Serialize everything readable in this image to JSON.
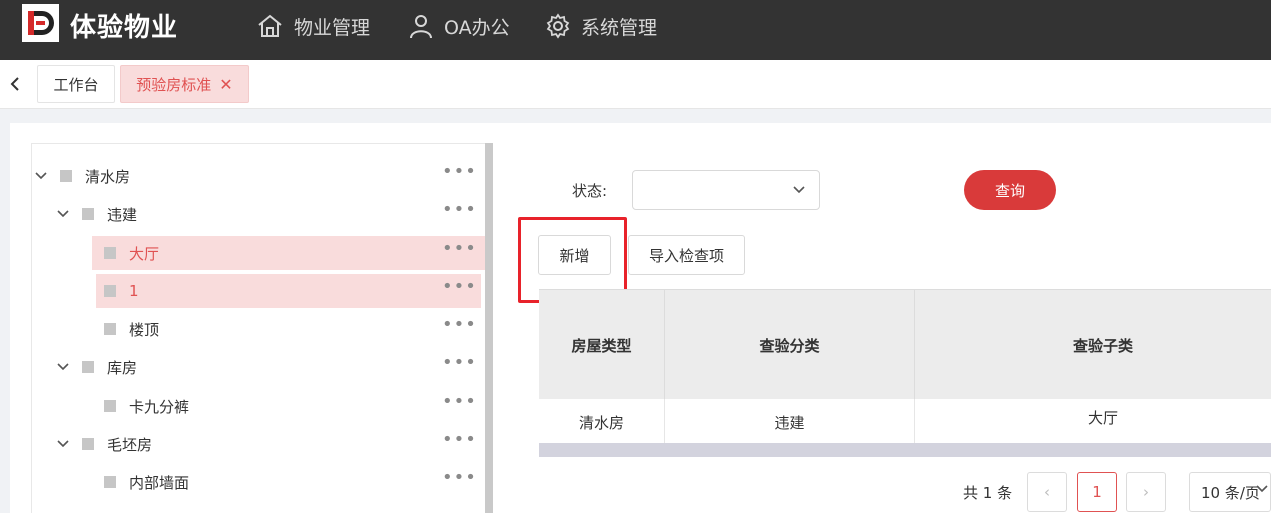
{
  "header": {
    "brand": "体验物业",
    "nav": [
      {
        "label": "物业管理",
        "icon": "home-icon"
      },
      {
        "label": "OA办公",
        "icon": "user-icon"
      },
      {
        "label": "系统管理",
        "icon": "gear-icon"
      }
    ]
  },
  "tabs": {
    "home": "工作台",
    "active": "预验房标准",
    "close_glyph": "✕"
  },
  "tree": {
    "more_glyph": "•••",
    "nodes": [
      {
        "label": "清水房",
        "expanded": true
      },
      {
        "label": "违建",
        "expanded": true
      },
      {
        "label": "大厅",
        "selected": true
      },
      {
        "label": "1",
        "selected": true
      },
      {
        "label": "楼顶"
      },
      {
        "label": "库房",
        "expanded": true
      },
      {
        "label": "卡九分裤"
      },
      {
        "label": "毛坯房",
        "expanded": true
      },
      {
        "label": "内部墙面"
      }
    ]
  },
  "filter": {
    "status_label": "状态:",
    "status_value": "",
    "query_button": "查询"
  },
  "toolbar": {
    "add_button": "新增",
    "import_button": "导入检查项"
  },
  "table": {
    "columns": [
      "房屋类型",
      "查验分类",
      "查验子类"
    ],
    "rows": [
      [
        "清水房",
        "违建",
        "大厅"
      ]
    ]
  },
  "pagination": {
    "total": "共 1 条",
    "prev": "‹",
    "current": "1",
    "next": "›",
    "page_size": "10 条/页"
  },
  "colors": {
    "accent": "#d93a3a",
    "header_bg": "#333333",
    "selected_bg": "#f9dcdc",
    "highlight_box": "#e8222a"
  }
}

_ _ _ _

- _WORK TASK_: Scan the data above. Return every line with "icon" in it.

- _EXERCISE SOLUTION_:
        "icon": "home-icon"
        "icon": "user-icon"
        "icon": "gear-icon"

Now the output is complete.